In the entries below, the word "angle" appears on some lines. Copy each of those lines.

[Dataset items]

◇ ◇ ◇ ◇

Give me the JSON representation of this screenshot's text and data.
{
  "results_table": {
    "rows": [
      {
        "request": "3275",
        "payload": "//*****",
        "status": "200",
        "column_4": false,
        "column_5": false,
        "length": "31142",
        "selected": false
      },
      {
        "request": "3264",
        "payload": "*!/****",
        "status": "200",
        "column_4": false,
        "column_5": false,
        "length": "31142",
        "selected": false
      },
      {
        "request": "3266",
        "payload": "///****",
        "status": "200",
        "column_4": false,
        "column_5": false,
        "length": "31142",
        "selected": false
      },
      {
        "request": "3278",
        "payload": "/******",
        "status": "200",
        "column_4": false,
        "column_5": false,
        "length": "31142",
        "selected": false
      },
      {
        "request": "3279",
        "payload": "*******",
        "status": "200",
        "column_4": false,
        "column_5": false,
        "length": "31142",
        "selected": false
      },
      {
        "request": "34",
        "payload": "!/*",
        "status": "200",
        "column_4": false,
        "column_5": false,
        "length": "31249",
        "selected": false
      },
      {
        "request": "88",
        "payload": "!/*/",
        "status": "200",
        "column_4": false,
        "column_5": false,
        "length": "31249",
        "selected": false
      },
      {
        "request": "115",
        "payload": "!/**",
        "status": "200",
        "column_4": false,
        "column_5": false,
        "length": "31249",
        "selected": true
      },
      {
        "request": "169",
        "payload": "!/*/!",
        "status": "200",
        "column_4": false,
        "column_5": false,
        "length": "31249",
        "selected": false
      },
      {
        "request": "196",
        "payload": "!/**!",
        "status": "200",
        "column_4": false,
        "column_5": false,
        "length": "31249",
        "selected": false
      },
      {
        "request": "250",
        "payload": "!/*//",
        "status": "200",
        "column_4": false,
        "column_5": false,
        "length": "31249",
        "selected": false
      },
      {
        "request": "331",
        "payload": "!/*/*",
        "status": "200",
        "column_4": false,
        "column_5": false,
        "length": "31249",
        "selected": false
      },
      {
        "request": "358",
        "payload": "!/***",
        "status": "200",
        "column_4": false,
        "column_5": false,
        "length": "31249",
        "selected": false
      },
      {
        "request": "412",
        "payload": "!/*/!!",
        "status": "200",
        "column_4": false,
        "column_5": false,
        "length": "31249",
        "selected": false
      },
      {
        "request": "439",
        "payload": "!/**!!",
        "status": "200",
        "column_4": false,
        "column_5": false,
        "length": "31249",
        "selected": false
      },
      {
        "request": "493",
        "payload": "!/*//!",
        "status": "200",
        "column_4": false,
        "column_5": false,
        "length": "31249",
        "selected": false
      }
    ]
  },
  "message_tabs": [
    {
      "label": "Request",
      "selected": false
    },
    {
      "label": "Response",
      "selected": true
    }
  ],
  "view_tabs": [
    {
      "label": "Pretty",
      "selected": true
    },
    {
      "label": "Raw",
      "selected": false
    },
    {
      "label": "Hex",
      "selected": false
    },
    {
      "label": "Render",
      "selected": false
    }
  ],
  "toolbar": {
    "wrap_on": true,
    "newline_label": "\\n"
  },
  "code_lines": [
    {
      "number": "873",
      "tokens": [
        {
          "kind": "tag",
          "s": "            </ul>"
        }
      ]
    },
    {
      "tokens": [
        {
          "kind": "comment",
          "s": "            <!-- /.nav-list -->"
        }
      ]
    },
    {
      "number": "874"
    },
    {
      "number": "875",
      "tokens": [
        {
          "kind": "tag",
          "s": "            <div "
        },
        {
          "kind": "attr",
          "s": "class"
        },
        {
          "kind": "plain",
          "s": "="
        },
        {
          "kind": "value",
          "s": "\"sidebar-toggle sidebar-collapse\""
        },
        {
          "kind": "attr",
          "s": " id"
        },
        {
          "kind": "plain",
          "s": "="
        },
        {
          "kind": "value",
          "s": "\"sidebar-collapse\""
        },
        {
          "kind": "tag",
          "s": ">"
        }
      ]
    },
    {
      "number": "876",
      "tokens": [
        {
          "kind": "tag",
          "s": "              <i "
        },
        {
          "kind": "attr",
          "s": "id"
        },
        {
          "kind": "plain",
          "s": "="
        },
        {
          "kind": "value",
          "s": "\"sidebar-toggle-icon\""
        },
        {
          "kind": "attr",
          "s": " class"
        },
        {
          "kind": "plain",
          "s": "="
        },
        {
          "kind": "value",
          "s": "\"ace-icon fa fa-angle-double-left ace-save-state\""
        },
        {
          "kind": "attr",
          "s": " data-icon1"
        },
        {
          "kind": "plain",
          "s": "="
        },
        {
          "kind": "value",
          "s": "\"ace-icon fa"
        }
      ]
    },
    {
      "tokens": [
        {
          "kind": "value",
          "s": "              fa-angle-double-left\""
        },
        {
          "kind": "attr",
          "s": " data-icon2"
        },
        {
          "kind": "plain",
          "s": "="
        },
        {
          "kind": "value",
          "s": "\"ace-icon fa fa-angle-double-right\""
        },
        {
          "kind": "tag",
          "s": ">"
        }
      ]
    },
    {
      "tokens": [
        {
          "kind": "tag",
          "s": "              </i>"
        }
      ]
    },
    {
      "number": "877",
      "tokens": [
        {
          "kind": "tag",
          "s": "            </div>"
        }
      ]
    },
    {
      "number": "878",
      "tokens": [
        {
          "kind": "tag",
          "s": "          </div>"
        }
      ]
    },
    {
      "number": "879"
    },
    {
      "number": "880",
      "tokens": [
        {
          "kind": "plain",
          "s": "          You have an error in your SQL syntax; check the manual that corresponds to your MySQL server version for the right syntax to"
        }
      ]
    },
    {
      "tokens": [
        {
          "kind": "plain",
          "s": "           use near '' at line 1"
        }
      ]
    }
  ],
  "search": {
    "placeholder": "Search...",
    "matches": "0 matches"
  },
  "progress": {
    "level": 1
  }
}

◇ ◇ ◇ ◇

Finished task:
          "s": "\"ace-icon fa fa-angle-double-left ace-save-state\""
          "s": "              fa-angle-double-left\""
          "s": "\"ace-icon fa fa-angle-double-right\""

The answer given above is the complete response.